**Records to process:**
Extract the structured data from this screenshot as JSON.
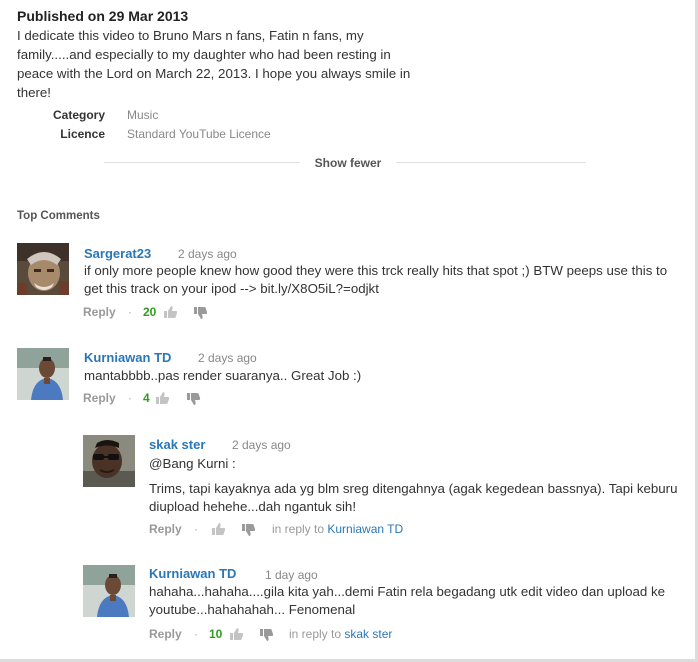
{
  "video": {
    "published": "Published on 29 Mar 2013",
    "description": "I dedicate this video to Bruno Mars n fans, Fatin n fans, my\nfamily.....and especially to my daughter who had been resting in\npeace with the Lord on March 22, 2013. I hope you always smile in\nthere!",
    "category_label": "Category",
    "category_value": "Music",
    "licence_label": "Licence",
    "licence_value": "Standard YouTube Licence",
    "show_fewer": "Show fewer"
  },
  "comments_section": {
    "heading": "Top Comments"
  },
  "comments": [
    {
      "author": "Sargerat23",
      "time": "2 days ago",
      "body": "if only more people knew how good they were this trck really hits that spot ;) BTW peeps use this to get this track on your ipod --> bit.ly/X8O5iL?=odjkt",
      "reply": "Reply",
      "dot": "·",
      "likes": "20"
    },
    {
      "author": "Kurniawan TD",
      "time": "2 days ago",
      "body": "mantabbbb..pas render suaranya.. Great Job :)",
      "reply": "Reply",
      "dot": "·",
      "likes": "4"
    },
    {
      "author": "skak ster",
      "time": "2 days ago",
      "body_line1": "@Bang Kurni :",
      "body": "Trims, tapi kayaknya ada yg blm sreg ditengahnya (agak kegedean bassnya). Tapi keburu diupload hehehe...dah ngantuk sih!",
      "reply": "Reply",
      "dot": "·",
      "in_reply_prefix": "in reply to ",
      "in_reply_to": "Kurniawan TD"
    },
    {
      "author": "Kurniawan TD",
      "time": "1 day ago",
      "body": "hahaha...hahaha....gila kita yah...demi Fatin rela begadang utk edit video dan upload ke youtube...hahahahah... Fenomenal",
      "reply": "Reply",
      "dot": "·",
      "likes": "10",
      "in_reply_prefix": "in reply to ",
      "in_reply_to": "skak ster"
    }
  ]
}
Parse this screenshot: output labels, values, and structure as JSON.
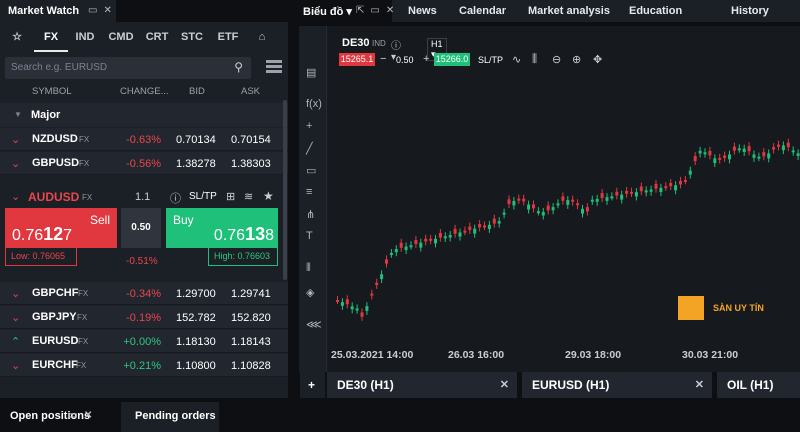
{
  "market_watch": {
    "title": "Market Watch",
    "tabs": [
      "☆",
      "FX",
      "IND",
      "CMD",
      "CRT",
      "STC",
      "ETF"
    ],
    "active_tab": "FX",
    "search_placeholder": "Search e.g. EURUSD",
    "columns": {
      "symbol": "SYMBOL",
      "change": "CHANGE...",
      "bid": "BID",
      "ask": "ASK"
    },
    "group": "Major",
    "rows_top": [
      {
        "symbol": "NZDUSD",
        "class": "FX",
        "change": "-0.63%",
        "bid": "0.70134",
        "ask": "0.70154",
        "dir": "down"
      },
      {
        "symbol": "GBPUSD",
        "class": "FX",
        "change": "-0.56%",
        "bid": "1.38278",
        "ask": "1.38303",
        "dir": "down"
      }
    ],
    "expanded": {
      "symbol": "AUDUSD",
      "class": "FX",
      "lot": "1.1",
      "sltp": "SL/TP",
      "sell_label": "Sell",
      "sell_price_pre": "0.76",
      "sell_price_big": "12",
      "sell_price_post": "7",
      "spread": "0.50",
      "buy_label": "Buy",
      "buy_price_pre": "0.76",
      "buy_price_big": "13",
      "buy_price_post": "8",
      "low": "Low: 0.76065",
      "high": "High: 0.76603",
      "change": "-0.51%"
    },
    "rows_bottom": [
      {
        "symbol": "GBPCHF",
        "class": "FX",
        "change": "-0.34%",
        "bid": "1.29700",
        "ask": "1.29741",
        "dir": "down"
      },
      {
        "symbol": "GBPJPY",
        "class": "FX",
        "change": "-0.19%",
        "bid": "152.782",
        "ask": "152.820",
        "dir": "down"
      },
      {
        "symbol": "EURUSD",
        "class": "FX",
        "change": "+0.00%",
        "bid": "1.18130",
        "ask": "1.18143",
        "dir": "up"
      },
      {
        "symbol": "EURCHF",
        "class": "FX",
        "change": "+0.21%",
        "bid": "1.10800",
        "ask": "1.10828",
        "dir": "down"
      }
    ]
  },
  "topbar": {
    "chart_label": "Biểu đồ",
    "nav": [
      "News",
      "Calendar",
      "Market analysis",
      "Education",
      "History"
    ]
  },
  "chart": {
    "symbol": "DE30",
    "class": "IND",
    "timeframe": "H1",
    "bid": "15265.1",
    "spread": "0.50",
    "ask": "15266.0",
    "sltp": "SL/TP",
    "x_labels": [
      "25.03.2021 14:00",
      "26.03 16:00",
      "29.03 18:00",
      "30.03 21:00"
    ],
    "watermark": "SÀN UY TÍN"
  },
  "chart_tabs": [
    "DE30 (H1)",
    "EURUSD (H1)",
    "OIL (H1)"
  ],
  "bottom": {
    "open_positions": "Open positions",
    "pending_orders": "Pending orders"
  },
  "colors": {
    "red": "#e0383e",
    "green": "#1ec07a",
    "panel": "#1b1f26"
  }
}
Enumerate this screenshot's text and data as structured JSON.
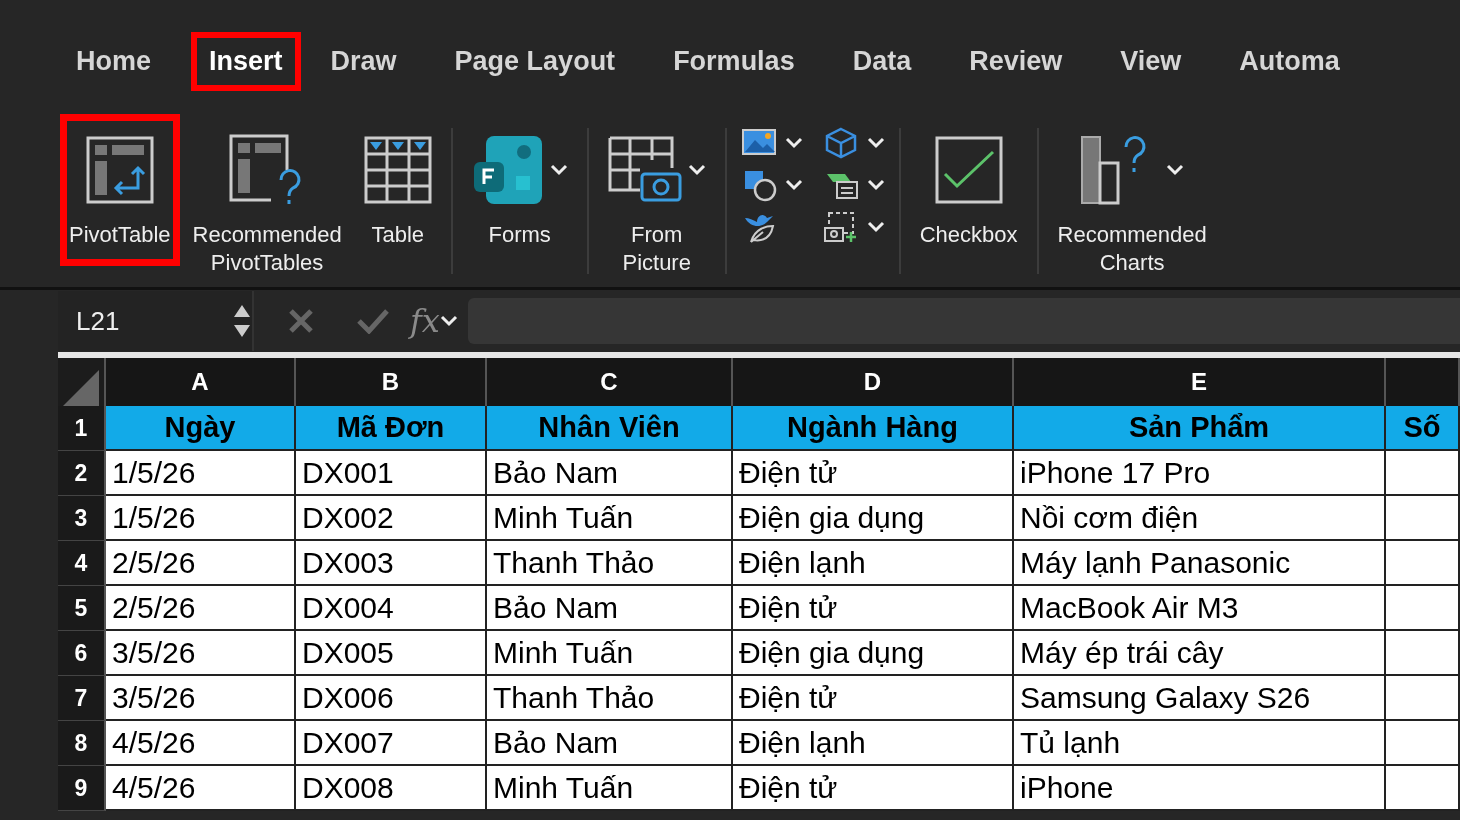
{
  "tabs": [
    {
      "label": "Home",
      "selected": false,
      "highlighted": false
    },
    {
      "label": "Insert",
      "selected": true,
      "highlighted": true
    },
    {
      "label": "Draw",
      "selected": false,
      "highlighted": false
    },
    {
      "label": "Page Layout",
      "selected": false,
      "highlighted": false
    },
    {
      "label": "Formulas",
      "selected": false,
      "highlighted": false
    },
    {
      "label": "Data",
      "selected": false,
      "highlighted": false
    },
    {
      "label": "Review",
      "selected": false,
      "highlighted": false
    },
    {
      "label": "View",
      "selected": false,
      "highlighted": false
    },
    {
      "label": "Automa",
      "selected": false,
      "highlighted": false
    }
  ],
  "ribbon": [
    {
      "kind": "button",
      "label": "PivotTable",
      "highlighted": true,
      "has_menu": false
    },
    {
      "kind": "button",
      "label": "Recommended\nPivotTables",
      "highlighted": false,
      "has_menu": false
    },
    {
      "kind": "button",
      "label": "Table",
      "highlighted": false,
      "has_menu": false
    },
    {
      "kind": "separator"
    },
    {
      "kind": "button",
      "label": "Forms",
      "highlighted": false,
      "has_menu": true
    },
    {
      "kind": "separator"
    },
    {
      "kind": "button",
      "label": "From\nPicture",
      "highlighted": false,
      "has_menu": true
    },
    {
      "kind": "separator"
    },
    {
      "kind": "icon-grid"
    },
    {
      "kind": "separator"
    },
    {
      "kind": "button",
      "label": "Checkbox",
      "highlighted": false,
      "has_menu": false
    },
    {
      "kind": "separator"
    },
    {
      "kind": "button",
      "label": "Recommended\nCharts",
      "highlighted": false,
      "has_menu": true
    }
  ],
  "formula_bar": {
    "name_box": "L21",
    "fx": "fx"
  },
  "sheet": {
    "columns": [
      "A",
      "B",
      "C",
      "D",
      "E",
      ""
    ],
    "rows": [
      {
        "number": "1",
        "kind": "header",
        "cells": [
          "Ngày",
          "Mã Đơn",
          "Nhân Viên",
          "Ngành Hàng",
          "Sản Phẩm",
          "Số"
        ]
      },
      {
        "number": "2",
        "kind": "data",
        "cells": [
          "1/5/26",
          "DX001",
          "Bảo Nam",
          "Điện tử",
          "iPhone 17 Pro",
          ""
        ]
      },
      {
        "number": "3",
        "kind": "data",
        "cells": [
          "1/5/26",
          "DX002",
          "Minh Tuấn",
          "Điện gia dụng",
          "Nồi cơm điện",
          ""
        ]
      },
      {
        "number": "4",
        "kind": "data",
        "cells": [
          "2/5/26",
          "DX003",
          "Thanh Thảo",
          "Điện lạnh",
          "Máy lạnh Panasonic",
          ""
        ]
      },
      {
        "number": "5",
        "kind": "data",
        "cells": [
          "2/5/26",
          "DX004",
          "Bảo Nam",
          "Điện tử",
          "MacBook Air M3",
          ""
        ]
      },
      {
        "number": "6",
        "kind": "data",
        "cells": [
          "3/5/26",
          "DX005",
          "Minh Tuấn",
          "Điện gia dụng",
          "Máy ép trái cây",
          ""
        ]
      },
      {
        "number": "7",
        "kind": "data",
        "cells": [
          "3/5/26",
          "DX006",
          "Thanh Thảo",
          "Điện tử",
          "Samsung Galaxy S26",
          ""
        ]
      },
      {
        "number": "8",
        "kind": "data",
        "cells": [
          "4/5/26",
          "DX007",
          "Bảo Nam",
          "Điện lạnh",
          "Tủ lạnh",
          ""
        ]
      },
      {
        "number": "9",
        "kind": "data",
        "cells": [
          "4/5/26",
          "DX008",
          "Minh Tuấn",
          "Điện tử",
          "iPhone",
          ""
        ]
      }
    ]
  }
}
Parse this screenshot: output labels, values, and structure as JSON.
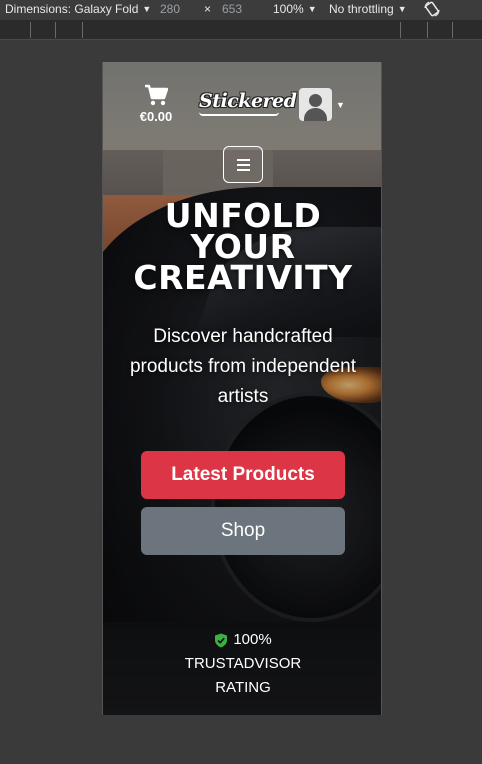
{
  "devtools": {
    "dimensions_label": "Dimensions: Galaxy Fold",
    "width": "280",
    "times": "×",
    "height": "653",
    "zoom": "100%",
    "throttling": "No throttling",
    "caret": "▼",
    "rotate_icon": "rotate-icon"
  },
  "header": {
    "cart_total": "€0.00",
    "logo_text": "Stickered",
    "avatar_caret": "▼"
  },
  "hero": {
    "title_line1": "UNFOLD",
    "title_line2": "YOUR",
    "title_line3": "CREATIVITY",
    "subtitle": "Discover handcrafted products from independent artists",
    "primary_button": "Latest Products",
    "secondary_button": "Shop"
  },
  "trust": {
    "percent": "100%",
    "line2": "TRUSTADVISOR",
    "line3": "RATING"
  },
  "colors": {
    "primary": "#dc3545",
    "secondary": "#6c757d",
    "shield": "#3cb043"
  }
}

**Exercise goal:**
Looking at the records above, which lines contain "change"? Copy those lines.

**Exercise result:**
      "change": "CHANGE...",
        "change": "-0.63%",
        "change": "-0.56%",
      "change": "-0.51%"
        "change": "-0.34%",
        "change": "-0.19%",
        "change": "+0.00%",
        "change": "+0.21%",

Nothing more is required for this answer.